Word for word, repeat all the entries below, but without the pictures.

Data records for software interfaces
------------

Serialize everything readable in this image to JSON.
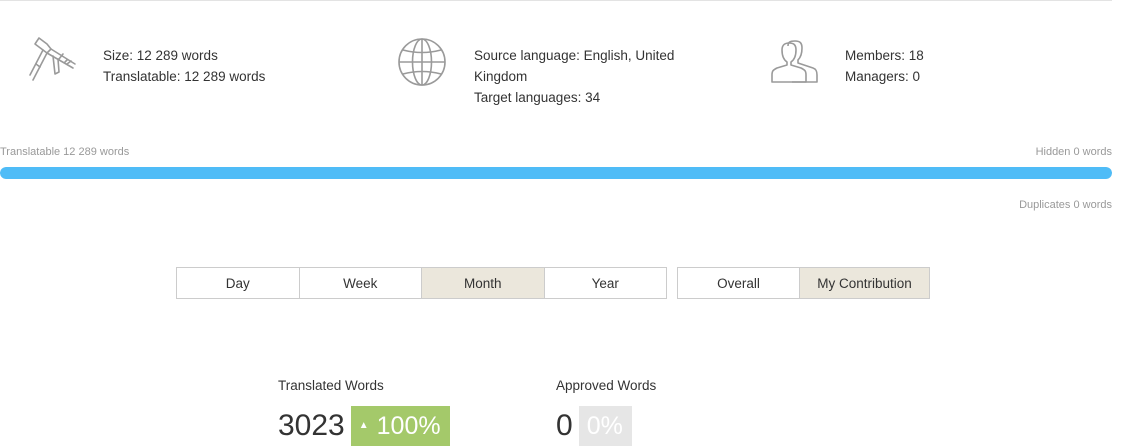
{
  "stats": {
    "size": {
      "icon": "caliper-icon",
      "line1": "Size: 12 289 words",
      "line2": "Translatable: 12 289 words"
    },
    "languages": {
      "icon": "globe-icon",
      "line1": "Source language: English, United Kingdom",
      "line2": "Target languages: 34"
    },
    "members": {
      "icon": "users-icon",
      "line1": "Members: 18",
      "line2": "Managers: 0"
    }
  },
  "progress": {
    "left_label": "Translatable 12 289 words",
    "right_label": "Hidden 0 words",
    "below_label": "Duplicates 0 words",
    "fill_fraction": 1.0,
    "fill_color": "#4fbcf7"
  },
  "periods": {
    "items": [
      "Day",
      "Week",
      "Month",
      "Year"
    ],
    "active": "Month"
  },
  "scope": {
    "items": [
      "Overall",
      "My Contribution"
    ],
    "active": "My Contribution"
  },
  "metrics": {
    "translated": {
      "label": "Translated Words",
      "value": "3023",
      "badge_arrow": "▲",
      "badge": "100%",
      "badge_color": "#a4c96a"
    },
    "approved": {
      "label": "Approved Words",
      "value": "0",
      "badge": "0%",
      "badge_color": "#e6e6e6"
    }
  }
}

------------

(ANSWER BOX):
Serialize everything readable in this image to JSON.
{
  "stats": {
    "size": {
      "icon": "caliper-icon",
      "line1": "Size: 12 289 words",
      "line2": "Translatable: 12 289 words"
    },
    "languages": {
      "icon": "globe-icon",
      "line1": "Source language: English, United Kingdom",
      "line2": "Target languages: 34"
    },
    "members": {
      "icon": "users-icon",
      "line1": "Members: 18",
      "line2": "Managers: 0"
    }
  },
  "progress": {
    "left_label": "Translatable 12 289 words",
    "right_label": "Hidden 0 words",
    "below_label": "Duplicates 0 words",
    "fill_fraction": 1.0,
    "fill_color": "#4fbcf7"
  },
  "periods": {
    "items": [
      "Day",
      "Week",
      "Month",
      "Year"
    ],
    "active": "Month"
  },
  "scope": {
    "items": [
      "Overall",
      "My Contribution"
    ],
    "active": "My Contribution"
  },
  "metrics": {
    "translated": {
      "label": "Translated Words",
      "value": "3023",
      "badge_arrow": "▲",
      "badge": "100%",
      "badge_color": "#a4c96a"
    },
    "approved": {
      "label": "Approved Words",
      "value": "0",
      "badge": "0%",
      "badge_color": "#e6e6e6"
    }
  }
}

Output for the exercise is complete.